ATO death benefit guidance removes unnecessary admin burden
The SMSF industry has welcomed the new guidance on death benefit rollovers from the ATO as it will remove the need for unnecessary changes to software and reduce reporting for both SMSFs and public offer funds.
As part of Treasury Laws Amendment (2019 Measures No. 3) Bill 2019, which received royal assent on 22 June this year, the government implemented a fix for an issue relating to death benefit rollovers with insurance proceeds resulting from previous reform changes.
Prior to the government addressing the issue, the rollover of lump sums would, in certain circumstances, incorrectly trigger the calculation of untaxed element and when it hit the receiving fund, the fund would be required to include that untaxed element in the fund’s taxable income and actually tax it at 15 per cent.
The government changed the law to address this unintended consequence, explained Colonial First State executive manager Craig Day.
Following the change, however, there was still some uncertainty around whether this untaxed element needed to be reported by the sending fund, he said.
“The question was, well, what’s the point in the sending fund actually calculating and reporting that untaxed element, because if the receiving fund is just going to ignore it for both tax and tax component purposes, then why should the sending fund actually have to calculate and report that figure?” Mr Day questioned.
“That’s quite a big issue when you’re thinking about administration systems for both large funds and SMSFs because they would need to put systems in place to identify those types of situations, calculate the figure, report it to the receiving fund who would then just ignore it.”
After industry raised the issue with both the ATO and the Treasury, the ATO last week released guidance confirming that the sending fund would not need to report any untaxed element as part of the rollover documentation.
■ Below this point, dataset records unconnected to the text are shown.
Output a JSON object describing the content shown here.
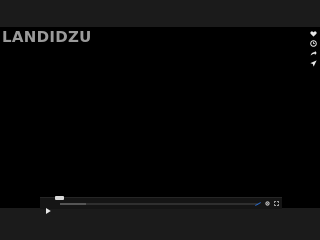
{
  "brand": {
    "logo_text": "LANDIDZU",
    "logo_color": "#9a9a9a"
  },
  "side_actions": [
    {
      "icon": "heart-icon"
    },
    {
      "icon": "clock-icon"
    },
    {
      "icon": "share-icon"
    },
    {
      "icon": "send-icon"
    }
  ],
  "player": {
    "accent_color": "#2a6fd6",
    "progress_fraction": 0.0,
    "buffered_fraction": 0.13,
    "controls": {
      "play": {
        "icon": "play-icon"
      },
      "quality": {
        "icon": "hd-icon"
      },
      "settings": {
        "icon": "gear-icon"
      },
      "fullscreen": {
        "icon": "fullscreen-icon"
      }
    }
  }
}
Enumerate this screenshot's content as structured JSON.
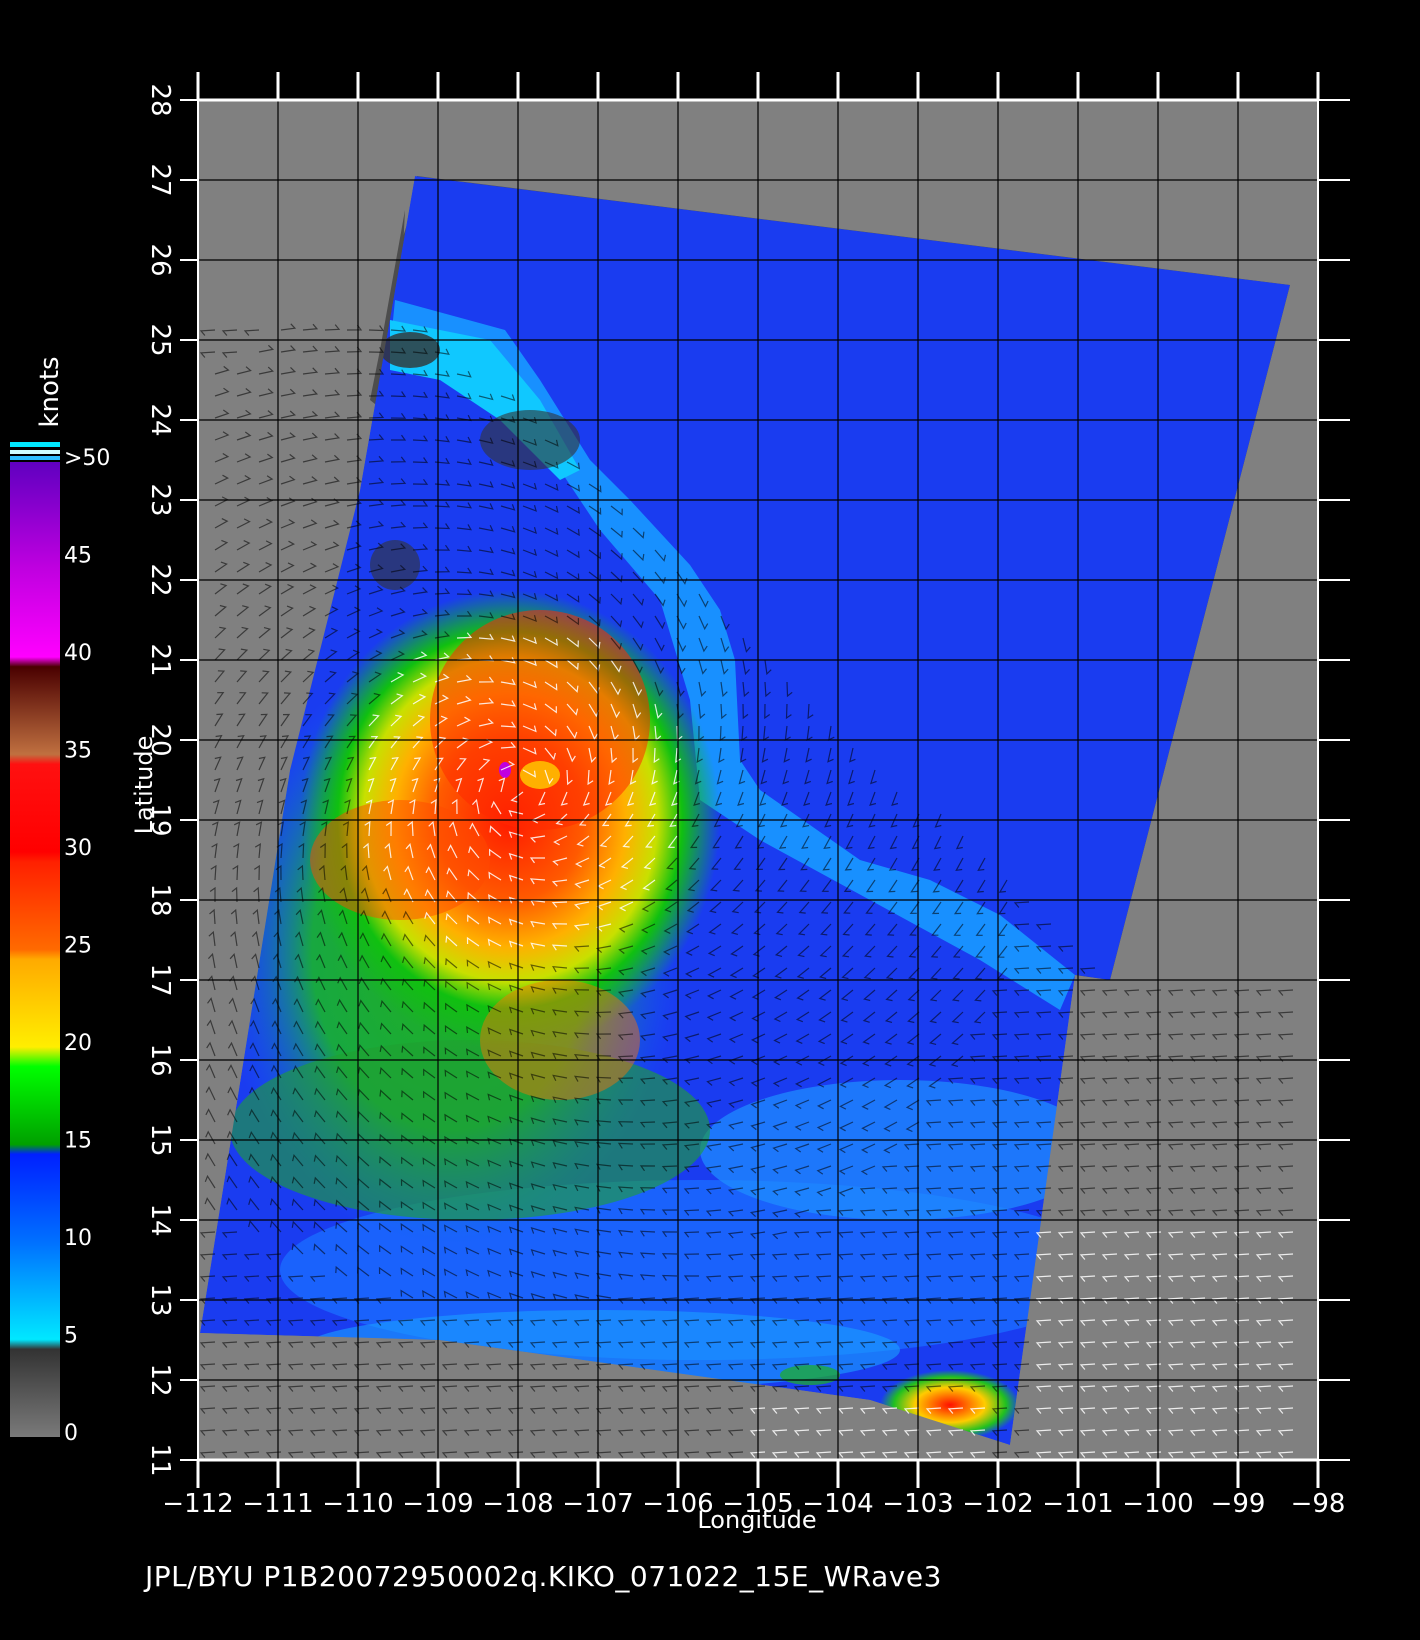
{
  "colorbar": {
    "unit": "knots",
    "labels": [
      "0",
      "5",
      "10",
      "15",
      "20",
      "25",
      "30",
      "35",
      "40",
      "45",
      ">50"
    ]
  },
  "axes": {
    "x_label": "Longitude",
    "y_label": "Latitude",
    "lon_ticks": [
      "−112",
      "−111",
      "−110",
      "−109",
      "−108",
      "−107",
      "−106",
      "−105",
      "−104",
      "−103",
      "−102",
      "−101",
      "−100",
      "−99",
      "−98"
    ],
    "lat_ticks": [
      "11",
      "12",
      "13",
      "14",
      "15",
      "16",
      "17",
      "18",
      "19",
      "20",
      "21",
      "22",
      "23",
      "24",
      "25",
      "26",
      "27",
      "28"
    ]
  },
  "caption": "JPL/BYU  P1B20072950002q.KIKO_071022_15E_WRave3",
  "colors": {
    "background": "#000000",
    "no_data": "#808080",
    "land": "#4d4d4d",
    "grid": "#000000"
  }
}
The ATO guidance also provides examples.
“This is a very welcome development that avoids unnecessary cost being built into superannuation administration systems,” he said.
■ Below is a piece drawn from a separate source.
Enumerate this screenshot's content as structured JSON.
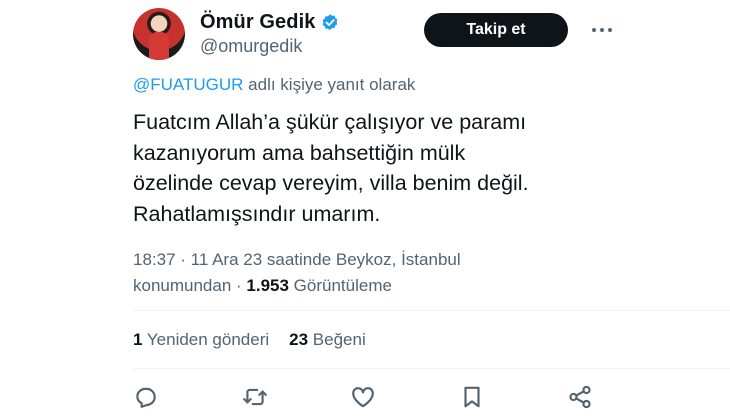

Mr Day pointed out that in a lot of cases, the SMSF is the sending fund because there may have been a couple in the SMSF and when one of the spouses passes away, the SMSF then becomes unviable because they have no interest in running the fund.
“In those types of situations where you may see a rollover of a death benefit back to a retail fund for the purposes of paying a death benefit pension,” he said, “it was in those types of situations where you would see that the SMSF or the administration providers would have to identify that and calculate this amount of untaxed element and be able to report that to the receiving fund which would be a large APRA-fund who would then just ignore that figure.”
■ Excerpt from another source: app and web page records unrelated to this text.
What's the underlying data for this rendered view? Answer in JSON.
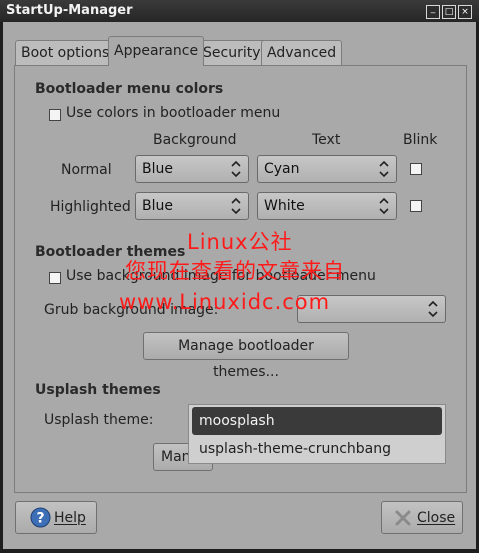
{
  "window": {
    "title": "StartUp-Manager",
    "controls": {
      "minimize": "_",
      "maximize": "□",
      "close": "×"
    }
  },
  "tabs": [
    {
      "label": "Boot options"
    },
    {
      "label": "Appearance"
    },
    {
      "label": "Security"
    },
    {
      "label": "Advanced"
    }
  ],
  "colors_section": {
    "heading": "Bootloader menu colors",
    "use_colors_label": "Use colors in bootloader menu",
    "col_background": "Background",
    "col_text": "Text",
    "col_blink": "Blink",
    "rows": [
      {
        "label": "Normal",
        "background": "Blue",
        "text": "Cyan"
      },
      {
        "label": "Highlighted",
        "background": "Blue",
        "text": "White"
      }
    ]
  },
  "themes_section": {
    "heading": "Bootloader themes",
    "use_bg_image_label": "Use background image for bootloader menu",
    "grub_bg_label": "Grub background image:",
    "grub_bg_value": "",
    "manage_button": "Manage bootloader themes..."
  },
  "usplash_section": {
    "heading": "Usplash themes",
    "theme_label": "Usplash theme:",
    "manage_button_partial": "Man",
    "options": [
      "moosplash",
      "usplash-theme-crunchbang"
    ]
  },
  "watermark": {
    "line1": "Linux公社",
    "line2": "您现在查看的文章来自",
    "line3": "www.Linuxidc.com"
  },
  "footer": {
    "help_label": "Help",
    "close_label": "Close"
  },
  "icons": {
    "help": "help-circle-icon",
    "close": "close-x-icon",
    "combo_arrow": "up-down-chevron-icon"
  },
  "colors": {
    "window_bg": "#a9a9a9",
    "titlebar_bg": "#2c2c2c",
    "selected_item_bg": "#3a3a3a",
    "watermark": "#ff1a1a"
  }
}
The ATO guidance, he said, does away with a lot of redundant administration and avoids a redundant administration process and the costs involved in having to implement all of those changes into the systems.
SMSF Association deputy chief executive Peter Burgess agreed that the ATO’s approach is a welcome change for the industry.
“It will avoid the need for the industry to make unnecessary changes to software and reporting procedures which would have been necessary if super funds were required to report an untaxed element when rolling over death benefits to another fund,” he said.
Mr Burgess said it makes sense that the paying fund shouldn’t need to report this untaxed element to the receiving fund.
“In our view, it was simply a ‘leftover’ and now obsolete measure that arose from an unintended consequence with the drafting of the super reform legislation that came into effect from 1 July 2017, and we are pleased that this issue has now been addressed,” he said.
Miranda Brownlee is the deputy editor of SMSF Adviser, which is the leading source of news, strategy and educational content for professionals working in the SMSF sector.
Since joining the team in 2014, Miranda has been responsible for breaking some of the biggest superannuation stories in Australia, and has reported extensively on technical strategy and legislative updates. Miranda has also directed SMSF Adviser's print publication for several years.
Miranda also has broad business and financial services reporting experience, having written for titles including Investor Daily, ifa and Accountants Daily.